This kind of additional information often makes my eldest son immediately ask a simple question: “Mummy, why do gibbons like to live on trees in forests?”
To answer that, I went back to the literature and explained in simple language that indeed gibbons are animals who depends on trees in forests their entire lives. These animals need a place to live in the form of a dense canopy between trees and feed on fruit and leaves.
Simple but unique information about animals also often attracts children’s interest. For example, it turns out that gibbons indirectly help people who work in the forests, where often they use the sound of gibbons as a reference for time. Gibbon’s voices can be heard for more than three kilometers, and his heard every morning around 5 am and is usually a male voice or a duet between the male and a female, which is called ‘singing’ and then again when the sun is shining bright around 7-9 am after foraging for a morning snack (fruit, tender leaves).
Or, that gibbons form lifelong bonds with their partners, such that If one dies or is not to be found, the other experiences stress leading to illness or death in many cases.
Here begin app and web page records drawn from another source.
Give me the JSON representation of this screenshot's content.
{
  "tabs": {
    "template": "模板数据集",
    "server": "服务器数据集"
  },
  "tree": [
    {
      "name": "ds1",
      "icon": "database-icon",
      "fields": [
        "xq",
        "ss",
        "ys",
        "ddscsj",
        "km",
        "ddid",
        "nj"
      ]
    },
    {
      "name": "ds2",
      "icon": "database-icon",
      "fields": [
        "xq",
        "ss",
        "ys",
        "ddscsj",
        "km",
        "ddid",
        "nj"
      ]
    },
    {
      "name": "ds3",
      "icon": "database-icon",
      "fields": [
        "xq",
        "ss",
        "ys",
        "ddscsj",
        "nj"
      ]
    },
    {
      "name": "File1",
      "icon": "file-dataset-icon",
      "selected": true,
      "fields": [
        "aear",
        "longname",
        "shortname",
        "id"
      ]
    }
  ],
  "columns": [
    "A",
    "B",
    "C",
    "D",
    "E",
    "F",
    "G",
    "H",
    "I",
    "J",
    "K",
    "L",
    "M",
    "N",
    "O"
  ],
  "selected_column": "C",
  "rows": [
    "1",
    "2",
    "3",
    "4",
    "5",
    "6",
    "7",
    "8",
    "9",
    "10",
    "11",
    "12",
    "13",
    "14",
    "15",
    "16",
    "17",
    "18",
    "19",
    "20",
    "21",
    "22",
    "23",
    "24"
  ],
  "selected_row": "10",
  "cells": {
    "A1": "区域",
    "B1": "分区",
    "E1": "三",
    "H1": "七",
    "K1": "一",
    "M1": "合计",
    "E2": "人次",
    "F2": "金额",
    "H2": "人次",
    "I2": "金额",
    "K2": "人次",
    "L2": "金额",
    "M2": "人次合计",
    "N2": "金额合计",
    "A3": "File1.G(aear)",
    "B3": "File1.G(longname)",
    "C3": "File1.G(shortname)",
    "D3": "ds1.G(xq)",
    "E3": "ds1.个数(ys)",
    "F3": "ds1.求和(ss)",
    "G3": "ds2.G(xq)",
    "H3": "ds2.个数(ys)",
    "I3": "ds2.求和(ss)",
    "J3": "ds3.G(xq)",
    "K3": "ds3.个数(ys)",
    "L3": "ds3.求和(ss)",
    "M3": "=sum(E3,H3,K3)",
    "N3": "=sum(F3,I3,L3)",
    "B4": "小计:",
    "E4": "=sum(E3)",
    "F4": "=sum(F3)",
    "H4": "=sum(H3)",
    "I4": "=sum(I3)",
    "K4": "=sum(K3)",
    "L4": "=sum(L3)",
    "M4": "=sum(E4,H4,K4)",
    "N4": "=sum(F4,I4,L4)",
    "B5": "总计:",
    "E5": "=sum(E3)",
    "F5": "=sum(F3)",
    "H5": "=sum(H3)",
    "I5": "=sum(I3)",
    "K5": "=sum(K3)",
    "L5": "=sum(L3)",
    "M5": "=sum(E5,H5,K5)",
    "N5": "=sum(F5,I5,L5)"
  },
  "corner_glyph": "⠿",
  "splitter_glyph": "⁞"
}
Therefore, if there are hunters who manage to get one individual from the gibbon family, it indirectly kills the entire family. Moreover, female gibbons can only give birth to one baby every two to three years.
Simple knowledge like this makes it easier for children to understand the meaning and relevance of stories about animals, just like the story we listened to tonight from the ‘Little Gibbon’ app released by BNF.
I am very grateful for this app because it has built a space for my children’s imagination about this iconic and threatened animal of Borneo. It gives me the opportunity to further add to their imagination space with information and unique or relevant facts. Additionally, it makes me happy to see my two children entertained before their bedtime, eventually falling asleep and to think they are dreaming of meeting a cute little gibbon and helping it find its song, as they heard from the ‘Little Gibbon’ storytelling app tonight.
Written by Verawati Aprillia – Event Organiser, BNF Indonesia